◆ **TASK PROMPT**:
Hunt for the word "pour" across the entries below, copying each line that holds it.

(Data about app and page elements)
◇ ◇ ◇ ◇

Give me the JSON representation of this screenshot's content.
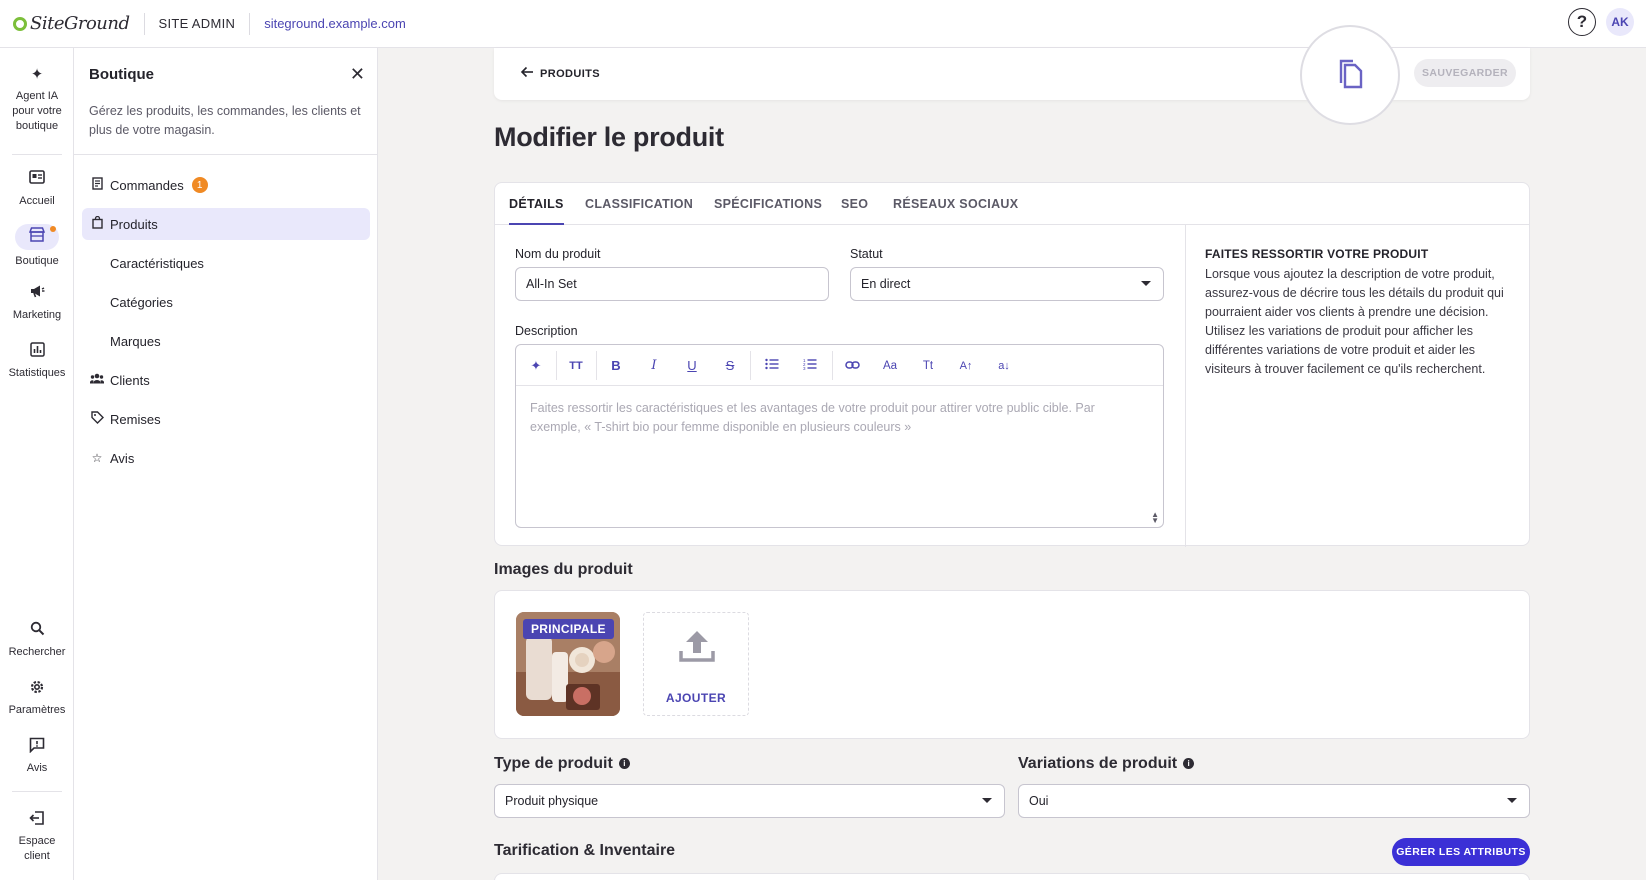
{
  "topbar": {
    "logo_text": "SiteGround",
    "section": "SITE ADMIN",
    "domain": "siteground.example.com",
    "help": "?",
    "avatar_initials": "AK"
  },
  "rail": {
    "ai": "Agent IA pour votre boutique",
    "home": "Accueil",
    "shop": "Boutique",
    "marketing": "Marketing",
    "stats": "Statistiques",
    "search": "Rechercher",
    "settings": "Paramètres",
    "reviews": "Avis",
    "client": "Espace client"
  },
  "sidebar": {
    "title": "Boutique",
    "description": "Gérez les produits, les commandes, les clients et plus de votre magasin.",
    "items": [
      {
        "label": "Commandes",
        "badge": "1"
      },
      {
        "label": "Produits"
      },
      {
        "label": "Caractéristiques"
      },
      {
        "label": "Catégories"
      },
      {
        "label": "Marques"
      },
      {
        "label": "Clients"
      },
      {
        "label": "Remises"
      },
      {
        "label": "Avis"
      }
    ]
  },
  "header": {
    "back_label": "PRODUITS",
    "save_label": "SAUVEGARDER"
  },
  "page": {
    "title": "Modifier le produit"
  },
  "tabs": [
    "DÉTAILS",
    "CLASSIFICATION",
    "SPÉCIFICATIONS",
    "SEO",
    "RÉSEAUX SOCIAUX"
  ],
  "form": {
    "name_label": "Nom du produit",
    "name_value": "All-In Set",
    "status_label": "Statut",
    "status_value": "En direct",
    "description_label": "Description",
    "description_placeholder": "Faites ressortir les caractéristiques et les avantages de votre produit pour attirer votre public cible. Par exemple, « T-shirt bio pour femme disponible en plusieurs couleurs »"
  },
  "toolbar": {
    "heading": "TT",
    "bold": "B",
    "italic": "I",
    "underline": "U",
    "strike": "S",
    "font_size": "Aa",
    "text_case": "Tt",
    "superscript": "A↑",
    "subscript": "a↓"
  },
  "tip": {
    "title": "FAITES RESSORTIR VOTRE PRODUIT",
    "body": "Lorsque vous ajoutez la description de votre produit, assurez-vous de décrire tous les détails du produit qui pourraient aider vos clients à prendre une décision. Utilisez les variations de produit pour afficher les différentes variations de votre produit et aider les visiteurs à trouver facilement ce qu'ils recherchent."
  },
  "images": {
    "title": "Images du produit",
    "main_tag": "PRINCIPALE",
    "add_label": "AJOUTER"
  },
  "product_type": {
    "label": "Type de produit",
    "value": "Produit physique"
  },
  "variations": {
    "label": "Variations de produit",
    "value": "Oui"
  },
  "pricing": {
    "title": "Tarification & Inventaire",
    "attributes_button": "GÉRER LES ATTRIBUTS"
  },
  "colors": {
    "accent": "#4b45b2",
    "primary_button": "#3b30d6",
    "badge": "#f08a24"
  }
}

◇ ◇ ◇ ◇

◆ **TASK RESULT**:
    "ai": "Agent IA pour votre boutique",
    "description_placeholder": "Faites ressortir les caractéristiques et les avantages de votre produit pour attirer votre public cible. Par exemple, « T-shirt bio pour femme disponible en plusieurs couleurs »"
    "body": "Lorsque vous ajoutez la description de votre produit, assurez-vous de décrire tous les détails du produit qui pourraient aider vos clients à prendre une décision. Utilisez les variations de produit pour afficher les différentes variations de votre produit et aider les visiteurs à trouver facilement ce qu'ils recherchent."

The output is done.